"I cannot give a guarantee with my bowling or my fitness. I am trying to retain whatever energy I have and to prolong my career I have reduced the number of one-day matches and play only Tests.
"If I put a target to end my career I will not be able to give my maximum to the team. Every time I play I look to give 100 percent to the team. But before long I will have to take a decision on my future.
"I will decide after the World T20 which is to be played in India next year. We are the reigning champions and we have a good chance of defending it with the present team although they lack in a bit in experience."
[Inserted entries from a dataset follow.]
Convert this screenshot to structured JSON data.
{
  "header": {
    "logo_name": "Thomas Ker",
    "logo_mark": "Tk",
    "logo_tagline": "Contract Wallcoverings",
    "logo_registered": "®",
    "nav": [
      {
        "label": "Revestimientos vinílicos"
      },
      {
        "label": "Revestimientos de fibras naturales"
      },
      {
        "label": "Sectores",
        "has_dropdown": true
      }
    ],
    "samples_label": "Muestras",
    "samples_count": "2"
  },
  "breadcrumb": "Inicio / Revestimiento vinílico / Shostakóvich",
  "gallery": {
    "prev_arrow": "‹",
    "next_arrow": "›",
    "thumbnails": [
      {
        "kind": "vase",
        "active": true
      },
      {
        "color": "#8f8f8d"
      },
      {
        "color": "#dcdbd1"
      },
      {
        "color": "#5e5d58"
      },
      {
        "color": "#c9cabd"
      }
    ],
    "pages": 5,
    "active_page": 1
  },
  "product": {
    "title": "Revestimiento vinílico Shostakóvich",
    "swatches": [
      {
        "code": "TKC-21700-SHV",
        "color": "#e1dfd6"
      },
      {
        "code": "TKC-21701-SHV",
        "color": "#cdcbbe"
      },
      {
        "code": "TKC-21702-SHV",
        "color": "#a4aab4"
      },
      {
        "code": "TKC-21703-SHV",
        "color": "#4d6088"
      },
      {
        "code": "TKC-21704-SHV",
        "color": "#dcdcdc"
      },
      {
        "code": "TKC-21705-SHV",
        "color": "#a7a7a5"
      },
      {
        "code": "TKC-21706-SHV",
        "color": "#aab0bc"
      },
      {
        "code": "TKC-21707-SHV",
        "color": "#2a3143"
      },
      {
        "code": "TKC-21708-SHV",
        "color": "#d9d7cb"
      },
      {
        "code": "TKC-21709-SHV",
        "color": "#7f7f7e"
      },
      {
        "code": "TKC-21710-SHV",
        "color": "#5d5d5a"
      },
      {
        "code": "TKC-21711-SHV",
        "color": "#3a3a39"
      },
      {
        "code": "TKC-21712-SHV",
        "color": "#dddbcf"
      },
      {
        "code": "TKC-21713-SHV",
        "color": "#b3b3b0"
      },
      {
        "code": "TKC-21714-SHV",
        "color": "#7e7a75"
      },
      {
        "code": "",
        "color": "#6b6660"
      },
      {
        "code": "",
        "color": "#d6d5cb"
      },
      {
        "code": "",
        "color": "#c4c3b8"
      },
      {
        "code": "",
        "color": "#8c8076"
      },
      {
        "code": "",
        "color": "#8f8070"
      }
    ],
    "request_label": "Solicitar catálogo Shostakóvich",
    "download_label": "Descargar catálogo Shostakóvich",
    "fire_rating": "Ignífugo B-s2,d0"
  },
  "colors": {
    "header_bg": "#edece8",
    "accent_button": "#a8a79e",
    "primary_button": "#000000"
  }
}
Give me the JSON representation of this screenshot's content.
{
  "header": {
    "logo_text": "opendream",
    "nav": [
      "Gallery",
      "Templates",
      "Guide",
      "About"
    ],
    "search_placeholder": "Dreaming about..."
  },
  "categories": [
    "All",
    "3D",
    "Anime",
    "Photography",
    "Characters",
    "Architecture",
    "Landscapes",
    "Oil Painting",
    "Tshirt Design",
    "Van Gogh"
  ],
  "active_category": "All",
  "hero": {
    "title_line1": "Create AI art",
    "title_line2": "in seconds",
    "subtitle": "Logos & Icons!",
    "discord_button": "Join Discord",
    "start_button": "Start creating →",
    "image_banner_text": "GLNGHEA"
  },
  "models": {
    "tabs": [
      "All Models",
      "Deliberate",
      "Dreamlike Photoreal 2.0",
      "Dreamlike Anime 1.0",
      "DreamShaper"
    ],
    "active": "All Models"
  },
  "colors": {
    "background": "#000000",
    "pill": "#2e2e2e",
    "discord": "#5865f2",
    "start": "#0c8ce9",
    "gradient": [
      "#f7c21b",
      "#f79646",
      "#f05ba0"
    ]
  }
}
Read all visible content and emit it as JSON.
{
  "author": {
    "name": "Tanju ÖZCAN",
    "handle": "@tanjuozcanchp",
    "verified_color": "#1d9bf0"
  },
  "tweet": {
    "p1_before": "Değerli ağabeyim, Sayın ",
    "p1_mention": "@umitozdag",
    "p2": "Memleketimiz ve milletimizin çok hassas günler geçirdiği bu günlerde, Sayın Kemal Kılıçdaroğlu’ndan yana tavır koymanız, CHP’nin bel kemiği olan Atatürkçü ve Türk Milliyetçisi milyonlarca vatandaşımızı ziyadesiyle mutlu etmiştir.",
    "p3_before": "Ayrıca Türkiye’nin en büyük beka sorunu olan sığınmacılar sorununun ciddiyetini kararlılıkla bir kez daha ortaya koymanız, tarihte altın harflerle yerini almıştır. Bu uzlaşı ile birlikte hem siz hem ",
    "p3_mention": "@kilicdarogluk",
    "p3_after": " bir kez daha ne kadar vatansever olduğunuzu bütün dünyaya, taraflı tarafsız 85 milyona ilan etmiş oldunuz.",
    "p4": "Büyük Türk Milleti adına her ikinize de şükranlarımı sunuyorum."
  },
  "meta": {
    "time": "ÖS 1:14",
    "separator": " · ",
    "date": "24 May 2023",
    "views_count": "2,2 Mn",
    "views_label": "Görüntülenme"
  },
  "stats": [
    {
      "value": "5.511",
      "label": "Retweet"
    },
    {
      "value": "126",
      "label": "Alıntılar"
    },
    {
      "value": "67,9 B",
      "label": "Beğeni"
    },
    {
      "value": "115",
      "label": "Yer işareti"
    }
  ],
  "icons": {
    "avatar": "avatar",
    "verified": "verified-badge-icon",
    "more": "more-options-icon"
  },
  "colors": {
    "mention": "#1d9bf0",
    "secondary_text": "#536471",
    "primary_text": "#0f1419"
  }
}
One reason he'd like to keep going, aside from his own personal milestones, is to give skipper Angelo Mathews as much help as he can, given the retirements of many senior players in recent months.
Herath is one of the last remaining veterans in the young side, and he feels it wouldn't be fair to Mathews to add another problem to his plate, especially as the bowling attack often gets shaken up due to injuries, chucking bans, and poor form.
He added: "Even when Mahela and Sanga were around as a bowler I offered advice and assistance to Angelo. In future, Angelo will require the support of all the team members.
"As a senior player I also have a responsibility to support him especially from the bowling side. If you take our bowling unit apart from Dhammika [Prasad] and me the rest have not played many matches.
"When you play with an inexperienced bowling unit, the captain will need to have a lot of patience because you will not get the breaks every time you need them.
"In the past five-six years it has been this bowling unit which has been shuffled around and played. We always look as a team to build partnerships with the bowling unit.
"If anyone is bowling well from one side, not consistently bowling maiden overs but lessening the number of loose balls and not allowing batsmen the freedom to score, the strike bowler has more chances of taking wickets."